Took these two photos (below) earlier this Summer - June - after I cleaned up the sets of espaliers in the back and side yards. First, the Apple trees in Belgian Fence. Then, the SugarTyme Crabapples in horizontal cordon (for now). This was post-pruning and they (now) look much more shaggy with new growth all over the place. The Belgian Fence needs to still have a couple of replacements. Note to 2024 self.
Showing posts with the label espalier trees
Yesterday, I posted some details and photos about preparing the bed underneath the espaliered Linden trees to get ready for a boxwood hedge. I transplanted some hostas (and then...transplanted *other* hostas) and planted them in the back. In that post, I mentioned that I also had to move a few Alliums that were in the same bed. As a reminder, below is a photo showing the 'before' state of the bed - featuring some allium to the right of the photo. There were two Allium Bulgaricum that I moved behind the row of Astilbes. And three-or-four good-sized Summer Beauty Alliums. I put one on the other side of the Weeping White Spruce - close to the fence. That one is below: I also tucked in another one amongst the Oakleaf Hydrangeas in the kitchen window bed: I put the third one in amongst the other colony of the same Summer Beauty Alliums a bit further back in that south side bed. See below of this one next to my kneeler. It flop'd over after transplanting, so I'll wat

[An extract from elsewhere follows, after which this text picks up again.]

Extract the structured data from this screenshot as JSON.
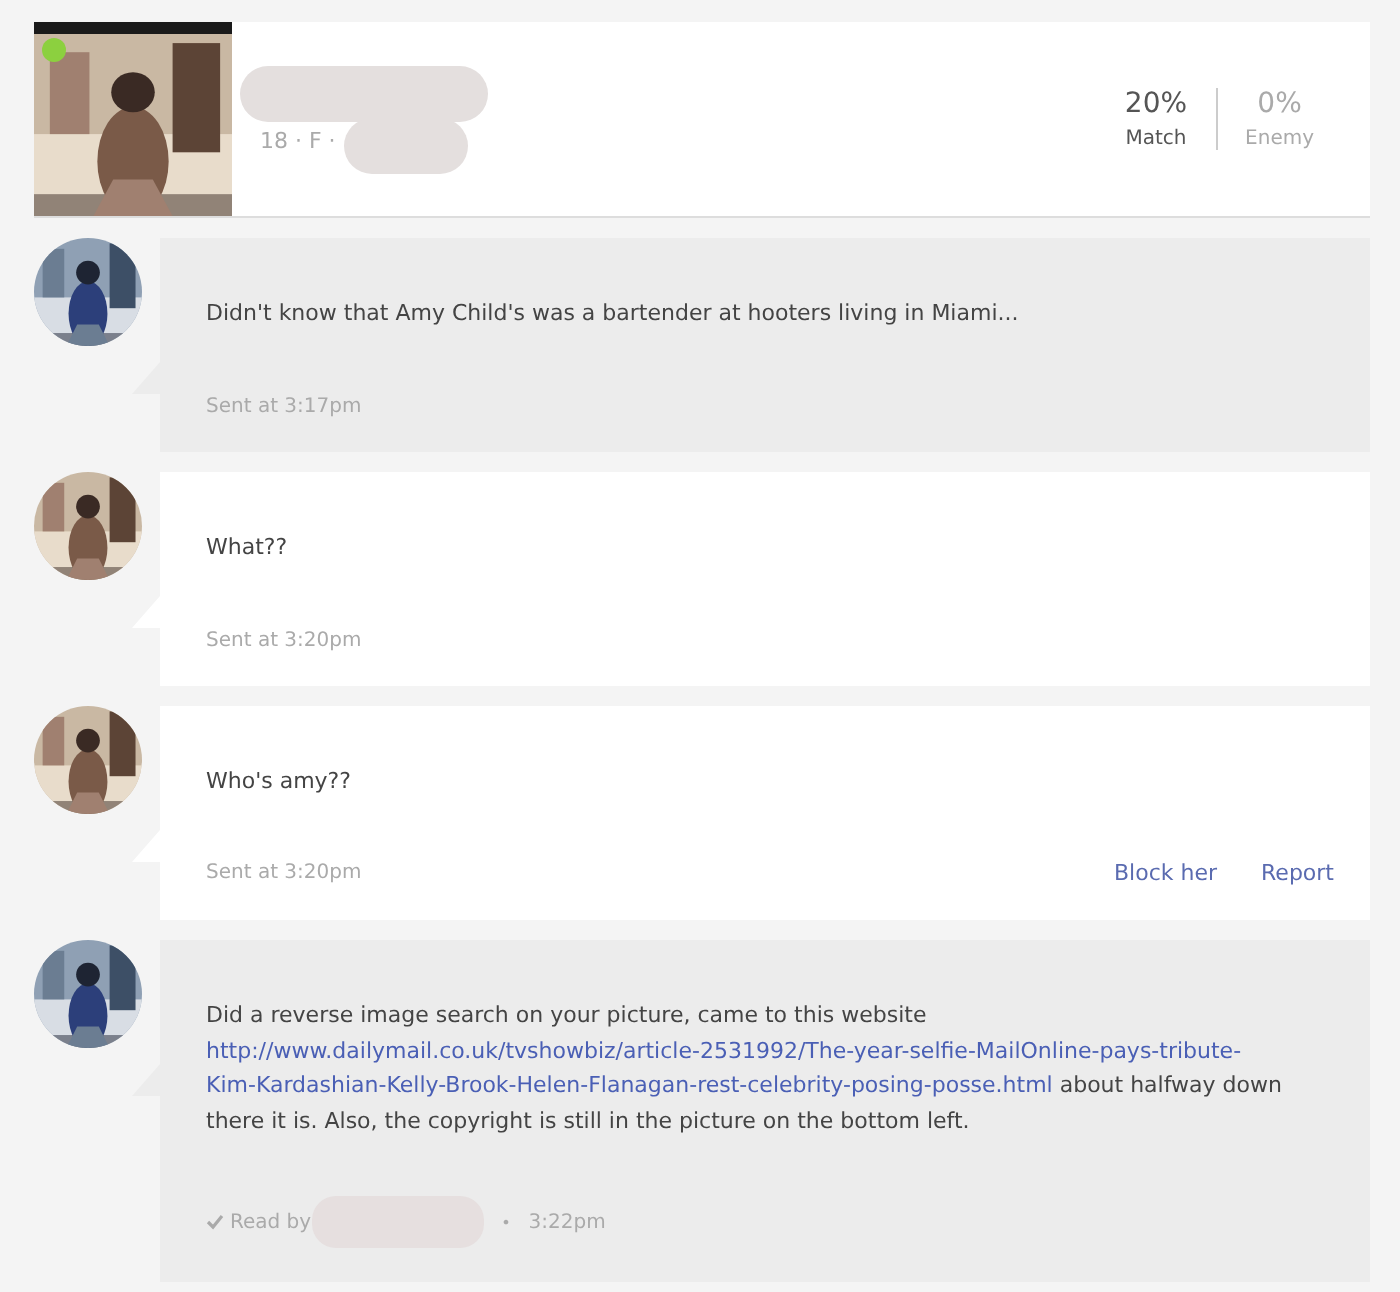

One of the big planting projects that I have tee'd up for this Summer is to plant a series of boxwoods underneath the pair of espalier'ed Greenspire Linden trees to add some structure and four-season interest with evergreen shrubs. One of the things that I've learned from observing the garden over all four seasons is that while I claim to be a 'hosta gardener', I have begun to fall out of love with them (just a little bit). Why? Because they totally disappear during the late Fall, Winter and early Spring. Sure...there's still a lot to love - they grow in the shade, are all-about-that-foliage, their Spring emergence is a fun little gardening moment and...they're forever dividable (meaning...they can be endlessly divided every Fall). But, when I look at my beds during the month of January or February or March...and you didn't know they were planted out, one might think that the beds were totally empty. As the hostas disappear. All that to say...I don
I went out to do a little bit of late Spring/early Summer pruning on the pair of espaliered Greenspire Linden trees in our backyard and noticed something unusual on some of the leaves. There were these redish/yellow growths that were stuck to the face of some of the leaves. I first noticed this below: Then, a closer look revealed that certain leaves were covered in these galls: What the heck? I went to the Web to discover that these are gall mites . Mites! After reading more, it turns out that they don't affect the tree's health. From the Royal Horticulture Society : Like most gall mite there is no harm done to the hosts overall heath and vigour and these animals are part of the biodiversity that healthy trees support. Even knowing that...I still don't like them. Not one bit. I went in with a pair of scissors and started to prune out every one of the leaves filled with these galls. I clipped them off and tossed them in our trash. A few years back, I discovered